...There is evidence (click here) to suggest that too frequent burning has also caused an increase in the proportion of Increaser II grass species in the rangelands. This is because an analysis of the grass fuel loads recorded in the Park during the period 1989 to 1992 indicates that the majority of the areas (73%) subjected to controlled burns during this period were in a non-moribund condition (<4000 kg/ha) and need not have been burnt. These data would suggest that the rangelands were being burnt too frequently during the burning policies that were implemented since 1980.
One of the solutions to the declining condition of the rangelands in the Kruger National Park is to modify the controlled burning program, particularly reducing the frequency of burning.

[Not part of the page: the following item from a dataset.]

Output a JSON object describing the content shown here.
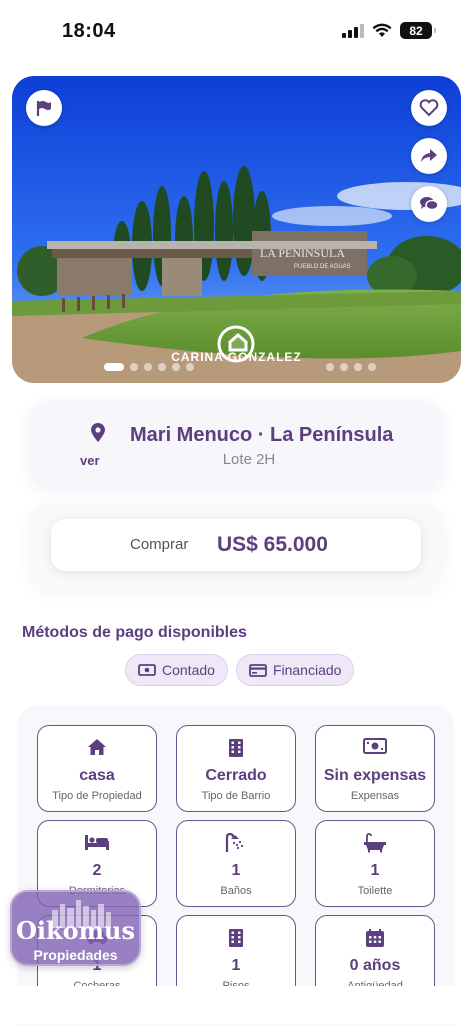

This was addressed in 1994 when a laissez faire burning policy was introduced to replace the previous subjectively structured burning program. This comprises a "hands off" policy where all fires ignited by lightning in the Park are permitted to burn freely whereas all anthropogenic fires must be extinguished as far as is possible. The basic philosophy of this laissez faire burning policy is that lightning should be regarded as the only natural ignition source and if left alone will result in the development of a natural fire regime as regards types and intensities of fires and the season and frequency of burning. It is reasoned that human interference in the functioning of one component of a natural ecosystem will eventually lead to interference in the other components with unforeseen consequences. The laissez faire burning policy is not based on any practical examples from elsewhere in the savannas of Africa but rather on the basic and sincere belief that if a natural area is large enough, as the Kruger National Park is assumed to be, the ecosystem will function normally in response to natural variations in the environment, for example seasonal variations in the rainfall.

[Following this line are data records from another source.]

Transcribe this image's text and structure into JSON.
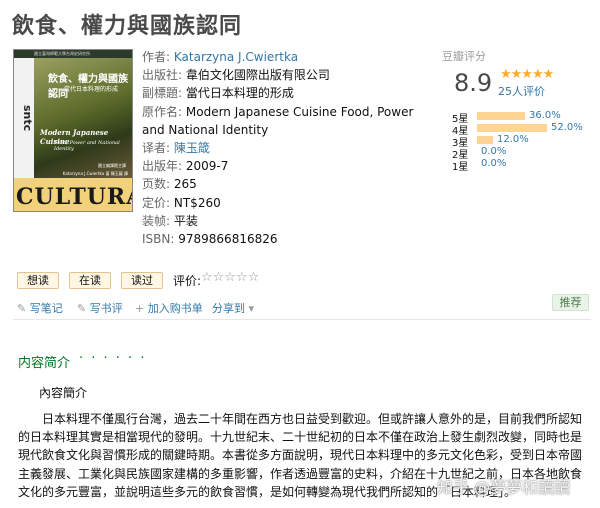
{
  "book": {
    "title": "飲食、權力與國族認同",
    "cover": {
      "top_band": "國立臺灣師範大學台灣史研究所",
      "spine": "sntc",
      "title": "飲食、權力與國族認同",
      "subtitle1": "當代日本料理的形成",
      "subtitle2": "",
      "english_title": "Modern Japanese Cuisine",
      "english_subtitle": "Food, Power and National Identity",
      "credit1": "國立編譯館主譯",
      "credit2": "Katarzyna J.Cwiertka 著 陳玉箴 譯",
      "word": "CULTURAL"
    },
    "info": {
      "author_label": "作者:",
      "author": "Katarzyna J.Cwiertka",
      "publisher_label": "出版社:",
      "publisher": "韋伯文化國際出版有限公司",
      "subtitle_label": "副標題:",
      "subtitle": "當代日本料理的形成",
      "original_label": "原作名:",
      "original_title": "Modern Japanese Cuisine Food, Power and National Identity",
      "translator_label": "译者:",
      "translator": "陳玉箴",
      "year_label": "出版年:",
      "year": "2009-7",
      "pages_label": "页数:",
      "pages": "265",
      "price_label": "定价:",
      "price": "NT$260",
      "binding_label": "装帧:",
      "binding": "平装",
      "isbn_label": "ISBN:",
      "isbn": "9789866816826"
    }
  },
  "rating": {
    "title": "豆瓣评分",
    "score": "8.9",
    "stars": "★★★★★",
    "count": "25人评价",
    "rows": [
      {
        "label": "5星",
        "percent": 36.0,
        "text": "36.0%"
      },
      {
        "label": "4星",
        "percent": 52.0,
        "text": "52.0%"
      },
      {
        "label": "3星",
        "percent": 12.0,
        "text": "12.0%"
      },
      {
        "label": "2星",
        "percent": 0.0,
        "text": "0.0%"
      },
      {
        "label": "1星",
        "percent": 0.0,
        "text": "0.0%"
      }
    ]
  },
  "actions": {
    "want": "想读",
    "reading": "在读",
    "read": "读过",
    "eval_label": "评价:",
    "eval_stars": "☆☆☆☆☆",
    "write_note": "写笔记",
    "write_review": "写书评",
    "add_list": "加入购书单",
    "share": "分享到",
    "recommend": "推荐"
  },
  "intro": {
    "section_title": "内容简介",
    "dots": "· · · · · ·",
    "head": "內容簡介",
    "body": "日本料理不僅風行台灣，過去二十年間在西方也日益受到歡迎。但或許讓人意外的是，目前我們所認知的日本料理其實是相當現代的發明。十九世紀末、二十世紀初的日本不僅在政治上發生劇烈改變，同時也是現代飲食文化與習慣形成的關鍵時期。本書從多方面說明，現代日本料理中的多元文化色彩，受到日本帝國主義發展、工業化與民族國家建構的多重影響，作者透過豐富的史料，介紹在十九世紀之前，日本各地飲食文化的多元豐富，並說明這些多元的飲食習慣，是如何轉變為現代我們所認知的「日本料理」。"
  },
  "watermark": "知乎 @夢夢和讀讀"
}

Another option to modifying the burning program in the Kruger National Park in order to achieve the management objectives of the Park is a structured approach where controlled burning is applied following a decision support system using ecological criteria....